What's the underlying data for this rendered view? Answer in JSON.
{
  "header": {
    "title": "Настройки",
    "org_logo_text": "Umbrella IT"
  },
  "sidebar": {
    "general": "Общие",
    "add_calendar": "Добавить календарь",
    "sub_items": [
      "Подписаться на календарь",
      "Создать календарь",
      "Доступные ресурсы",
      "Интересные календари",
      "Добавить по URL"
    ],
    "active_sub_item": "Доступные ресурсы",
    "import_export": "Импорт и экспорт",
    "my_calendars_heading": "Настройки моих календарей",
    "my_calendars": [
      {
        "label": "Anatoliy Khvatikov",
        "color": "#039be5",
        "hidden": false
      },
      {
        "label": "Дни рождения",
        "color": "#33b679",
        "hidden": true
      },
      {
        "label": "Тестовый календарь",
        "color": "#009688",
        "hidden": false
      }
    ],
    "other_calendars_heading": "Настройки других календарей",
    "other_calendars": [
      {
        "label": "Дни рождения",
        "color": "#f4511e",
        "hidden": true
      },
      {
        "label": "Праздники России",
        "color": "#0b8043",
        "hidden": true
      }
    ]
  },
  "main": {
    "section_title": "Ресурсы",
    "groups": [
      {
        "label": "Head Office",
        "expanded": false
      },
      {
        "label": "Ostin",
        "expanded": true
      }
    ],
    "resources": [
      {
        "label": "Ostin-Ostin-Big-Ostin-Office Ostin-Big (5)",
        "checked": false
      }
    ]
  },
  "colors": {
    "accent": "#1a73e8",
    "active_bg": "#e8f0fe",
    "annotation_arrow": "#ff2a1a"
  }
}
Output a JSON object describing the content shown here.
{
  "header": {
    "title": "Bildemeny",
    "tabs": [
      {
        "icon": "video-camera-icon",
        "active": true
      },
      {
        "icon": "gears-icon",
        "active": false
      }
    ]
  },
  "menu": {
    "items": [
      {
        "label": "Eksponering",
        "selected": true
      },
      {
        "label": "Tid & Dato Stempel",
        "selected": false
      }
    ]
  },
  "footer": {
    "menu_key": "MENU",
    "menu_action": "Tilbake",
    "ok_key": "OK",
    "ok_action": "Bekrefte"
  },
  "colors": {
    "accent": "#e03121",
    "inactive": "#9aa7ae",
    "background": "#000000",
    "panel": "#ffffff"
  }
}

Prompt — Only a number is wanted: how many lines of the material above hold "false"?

Response to this task — 6